6-3 is not 3-6! Where’s the love?
The Denver Broncos are 6-3.
So are the New England Patriots, the Pittsburgh Steelers and the Arizona Cardinals.
Two of those teams played for it all last season. One of those teams lost in Denver, one of them won here. Two of them are leading their divisions, and all of them have dropped games that should have been won.
None of them, however, is considered a bad team. They’re elite, jaw-dropping, media darlings. And not one of those teams has suffered a three-game losing streak.
Of course, not one of them has won six in a row. Not one of those special, shining examples of football has beaten three division leaders as Denver has. And none of them has a quarterback who has thrown fewer interceptions.
So after watching the Broncos’ offense sputter to fewer than zero passing yards in the second half after Kyle Orton’s injury, after witnessing No. 8 find deep, open receivers to the tune of almost 200 yards in the first 30 minutes against the top-rated pass defense in the NFL, after opening up 6-0, a feat described by most experts as more difficult than finding a sober Lindsay Lohan, please get off of Orton’s back.He’s our quarterback. Drowning in déjà vu as the Chargers clawed their way out of yet another three-game hole in the division hurts. So does dropping a game to the NFL’s favorite cellar of chaos, the Redskins. But the Steelers have faced similar shame at the hands of the Bears. New England lost to the Jets. Arizona couldn’t handle San Francisco in Arizona.
Denver isn’t the only divisional leader sporting the deep scar of a shameful loss; it’s just the only one that everyone loves to hate. It’s the only team that has ESPN sportscasters squirming in their stools with gleeful doubt.
However, if you want to go by records, which by the way is how the playoff berths are determined, the Broncos are the sixth-best team in the NFL. 6-3 just ain’t that bad.
Football is a game of inches, but it’s also a game of odds. It takes a fortuitous bounce of the ball or two to win it all, and when the ball bounces your way so many times through the first six games of the season, it’s bound to go the other way eventually.
Remember, it’s OK to be in charge of the AFC West with the second-place team, a team you’ve already bested, coming into your house needing to beat you head-to-head to take hold of the top spot. It’s OK to be one of only 10 teams in the entire league with at least six wins.

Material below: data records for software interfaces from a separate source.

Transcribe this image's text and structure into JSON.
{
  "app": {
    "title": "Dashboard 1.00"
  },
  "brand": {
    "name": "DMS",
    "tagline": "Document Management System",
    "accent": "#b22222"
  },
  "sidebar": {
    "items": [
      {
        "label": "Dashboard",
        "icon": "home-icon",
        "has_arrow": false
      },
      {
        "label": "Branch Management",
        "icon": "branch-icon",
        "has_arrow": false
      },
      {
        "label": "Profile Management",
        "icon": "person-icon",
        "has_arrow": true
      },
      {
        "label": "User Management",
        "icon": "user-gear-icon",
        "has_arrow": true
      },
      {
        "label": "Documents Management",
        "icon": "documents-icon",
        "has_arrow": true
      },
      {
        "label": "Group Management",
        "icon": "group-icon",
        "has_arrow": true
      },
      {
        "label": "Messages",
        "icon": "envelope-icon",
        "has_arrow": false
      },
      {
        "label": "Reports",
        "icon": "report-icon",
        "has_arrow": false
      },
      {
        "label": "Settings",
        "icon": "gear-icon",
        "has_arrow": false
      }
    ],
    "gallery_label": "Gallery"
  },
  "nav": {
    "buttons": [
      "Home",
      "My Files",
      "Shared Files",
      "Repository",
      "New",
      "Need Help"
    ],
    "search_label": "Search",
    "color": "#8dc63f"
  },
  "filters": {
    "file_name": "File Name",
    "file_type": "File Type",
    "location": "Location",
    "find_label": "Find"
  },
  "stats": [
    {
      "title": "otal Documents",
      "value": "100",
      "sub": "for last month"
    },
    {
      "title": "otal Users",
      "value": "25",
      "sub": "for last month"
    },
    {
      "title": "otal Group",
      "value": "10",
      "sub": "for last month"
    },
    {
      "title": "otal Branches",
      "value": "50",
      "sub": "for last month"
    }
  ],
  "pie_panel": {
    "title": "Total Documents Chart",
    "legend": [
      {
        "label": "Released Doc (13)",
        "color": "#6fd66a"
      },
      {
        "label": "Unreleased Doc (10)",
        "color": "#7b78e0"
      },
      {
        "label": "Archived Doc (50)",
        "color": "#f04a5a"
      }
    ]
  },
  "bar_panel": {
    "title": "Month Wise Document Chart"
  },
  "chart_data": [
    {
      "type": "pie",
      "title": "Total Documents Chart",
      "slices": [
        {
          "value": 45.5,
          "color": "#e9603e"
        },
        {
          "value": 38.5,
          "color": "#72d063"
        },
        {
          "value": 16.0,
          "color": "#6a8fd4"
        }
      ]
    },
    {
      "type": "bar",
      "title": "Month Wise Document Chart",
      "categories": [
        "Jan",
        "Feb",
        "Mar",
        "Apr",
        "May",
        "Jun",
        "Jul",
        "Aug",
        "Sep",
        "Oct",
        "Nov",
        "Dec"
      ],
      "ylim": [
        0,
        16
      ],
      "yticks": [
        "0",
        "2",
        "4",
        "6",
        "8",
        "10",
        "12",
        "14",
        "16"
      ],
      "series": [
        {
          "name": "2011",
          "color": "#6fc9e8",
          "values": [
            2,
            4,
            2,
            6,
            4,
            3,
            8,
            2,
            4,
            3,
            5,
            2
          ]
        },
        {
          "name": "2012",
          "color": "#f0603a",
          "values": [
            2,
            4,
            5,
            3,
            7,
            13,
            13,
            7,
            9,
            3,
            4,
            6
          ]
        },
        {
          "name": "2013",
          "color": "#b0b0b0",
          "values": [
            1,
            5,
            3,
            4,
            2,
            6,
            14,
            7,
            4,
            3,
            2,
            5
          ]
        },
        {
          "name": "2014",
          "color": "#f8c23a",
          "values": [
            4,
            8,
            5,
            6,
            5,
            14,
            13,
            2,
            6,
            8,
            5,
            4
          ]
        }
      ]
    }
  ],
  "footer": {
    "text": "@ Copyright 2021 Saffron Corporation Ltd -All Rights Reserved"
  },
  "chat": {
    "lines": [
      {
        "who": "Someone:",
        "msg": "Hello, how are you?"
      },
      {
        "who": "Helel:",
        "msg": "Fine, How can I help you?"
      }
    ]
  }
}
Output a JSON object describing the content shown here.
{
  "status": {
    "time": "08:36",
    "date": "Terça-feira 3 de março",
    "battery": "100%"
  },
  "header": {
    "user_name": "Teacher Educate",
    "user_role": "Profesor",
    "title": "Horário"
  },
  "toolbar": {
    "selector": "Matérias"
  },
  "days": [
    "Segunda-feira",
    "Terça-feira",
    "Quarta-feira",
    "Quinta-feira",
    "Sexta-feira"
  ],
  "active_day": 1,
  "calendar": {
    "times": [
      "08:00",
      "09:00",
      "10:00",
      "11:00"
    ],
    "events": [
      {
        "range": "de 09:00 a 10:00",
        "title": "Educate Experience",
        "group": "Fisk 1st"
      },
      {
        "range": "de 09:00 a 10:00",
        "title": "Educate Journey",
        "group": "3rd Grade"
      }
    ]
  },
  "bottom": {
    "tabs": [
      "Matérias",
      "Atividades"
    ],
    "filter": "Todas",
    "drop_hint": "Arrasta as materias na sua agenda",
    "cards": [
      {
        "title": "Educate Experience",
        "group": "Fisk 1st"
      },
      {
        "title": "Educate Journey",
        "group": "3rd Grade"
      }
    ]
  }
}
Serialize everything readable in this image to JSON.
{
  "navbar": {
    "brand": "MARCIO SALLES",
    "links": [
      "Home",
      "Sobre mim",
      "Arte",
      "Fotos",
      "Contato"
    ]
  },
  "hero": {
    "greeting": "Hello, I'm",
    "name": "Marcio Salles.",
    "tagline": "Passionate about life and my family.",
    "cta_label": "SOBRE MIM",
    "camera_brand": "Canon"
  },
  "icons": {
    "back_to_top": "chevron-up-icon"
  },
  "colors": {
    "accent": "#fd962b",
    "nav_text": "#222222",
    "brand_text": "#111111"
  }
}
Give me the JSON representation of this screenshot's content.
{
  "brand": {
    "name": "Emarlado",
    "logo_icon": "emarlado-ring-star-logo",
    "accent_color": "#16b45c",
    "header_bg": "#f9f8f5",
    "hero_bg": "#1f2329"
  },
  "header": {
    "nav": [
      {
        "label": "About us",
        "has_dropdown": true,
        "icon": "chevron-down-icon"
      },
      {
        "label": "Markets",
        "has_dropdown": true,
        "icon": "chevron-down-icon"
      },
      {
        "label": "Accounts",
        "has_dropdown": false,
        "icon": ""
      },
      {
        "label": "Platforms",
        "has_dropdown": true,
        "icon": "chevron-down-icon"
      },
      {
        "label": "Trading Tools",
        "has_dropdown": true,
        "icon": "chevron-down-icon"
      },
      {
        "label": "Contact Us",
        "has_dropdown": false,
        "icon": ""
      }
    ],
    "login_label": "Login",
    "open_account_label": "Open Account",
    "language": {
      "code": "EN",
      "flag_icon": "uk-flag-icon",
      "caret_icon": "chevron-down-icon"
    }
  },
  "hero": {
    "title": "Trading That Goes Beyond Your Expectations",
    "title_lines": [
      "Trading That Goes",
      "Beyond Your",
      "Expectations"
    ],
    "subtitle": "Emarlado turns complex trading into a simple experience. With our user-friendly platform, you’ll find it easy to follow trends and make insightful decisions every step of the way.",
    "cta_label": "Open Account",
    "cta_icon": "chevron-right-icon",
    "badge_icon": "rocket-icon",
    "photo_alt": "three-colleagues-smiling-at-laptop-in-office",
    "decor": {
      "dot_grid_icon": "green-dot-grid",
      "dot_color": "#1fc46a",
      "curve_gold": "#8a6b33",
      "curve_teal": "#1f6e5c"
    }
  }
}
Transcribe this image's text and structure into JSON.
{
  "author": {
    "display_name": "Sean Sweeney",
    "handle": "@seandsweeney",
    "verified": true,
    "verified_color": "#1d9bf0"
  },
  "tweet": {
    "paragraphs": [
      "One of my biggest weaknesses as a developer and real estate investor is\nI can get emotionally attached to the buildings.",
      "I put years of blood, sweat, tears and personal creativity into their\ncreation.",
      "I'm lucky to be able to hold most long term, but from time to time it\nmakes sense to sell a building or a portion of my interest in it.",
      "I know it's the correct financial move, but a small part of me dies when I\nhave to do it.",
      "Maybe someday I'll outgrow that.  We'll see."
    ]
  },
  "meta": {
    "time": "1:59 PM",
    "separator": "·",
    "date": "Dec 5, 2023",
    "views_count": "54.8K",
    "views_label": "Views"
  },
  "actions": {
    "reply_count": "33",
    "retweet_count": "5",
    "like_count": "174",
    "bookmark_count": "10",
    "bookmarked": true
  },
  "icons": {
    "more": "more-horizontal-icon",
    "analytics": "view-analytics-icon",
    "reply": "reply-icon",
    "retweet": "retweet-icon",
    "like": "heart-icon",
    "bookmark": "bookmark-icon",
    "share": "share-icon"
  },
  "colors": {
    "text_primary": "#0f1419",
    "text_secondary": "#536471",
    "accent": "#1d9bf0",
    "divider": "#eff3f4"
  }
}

No matter what certain local, half-celebrity television reporters say, it’s OK to have a starting quarterback who ranks 12th in passing efficiency with over 2,000 yards and an 11-to-4 touchdown-to-interception ratio.
Excuse me if the metaphorical horse seems dead, but the fact remains that despite the buzz, the gridiron Broncos are alive and well. Denver isn’t going to quit playing football because it has already defied the odds in mid-November. It won’t throw in the towel because some halfwit stands on a tiny soapbox in front of a downtown news camera and whines that Orton can’t throw it farther than three yards. The man is in the top half of the league in yards per attempt – ahead of Kurt Warner, Carson Palmer and Matt Ryan.
And Jay Cutler. Bringing up former players and long-lost baggage isn’t the point of this wakeup call, but somehow, through all of the success, there are still fans begging for the return of the worst quarterback in the NFL. It’s simple. Kyle Orton’s care of the football and heady play has made Denver a better team. Cutler’s league-leading 17 interceptions have literally crippled the Bears.
One last time, Denver is 6-3, not 3-6. There are five other teams with the same mark through nine games, and none of them is panicked. We shouldn’t be either.
The defense has been a scythe of opposing quarterbacks, ranking second in the league with 29 sacks. It’s fourth in points allowed. It held Tom Brady, Randy Moss and Wes Welker to 17 — half as many as Indianapolis allowed. This isn’t just a good football team, it’s a division-leading, Patriots-beating, odds-defying behemoth that will keep its head high and mind focused. It didn’t give up when so many had it pegged as the scourge of the AFC, and it won’t give up now.
So where’s the love? Where’s the diehard loyalty when it should be easy to come by. No one gave Denver a chance to take the first two months of the season by storm, and now, after three losses, the wagons have dispersed in a race to remind everyone that they, too, knew all along that Denver couldn’t do it.
Come on. This is the city that birthed LoDo out of a forlorn warehouse district. A group of people who climb mountains when they want to relax. A township of citizens who breathe air that makes visitors wheeze. There’s resilience here. Heart. Some good, old-fashioned grit. Let’s show some.
This losing streak isn’t an omen, it’s an opportunity.
Read more from Hunter Ansley at DraftZoo.com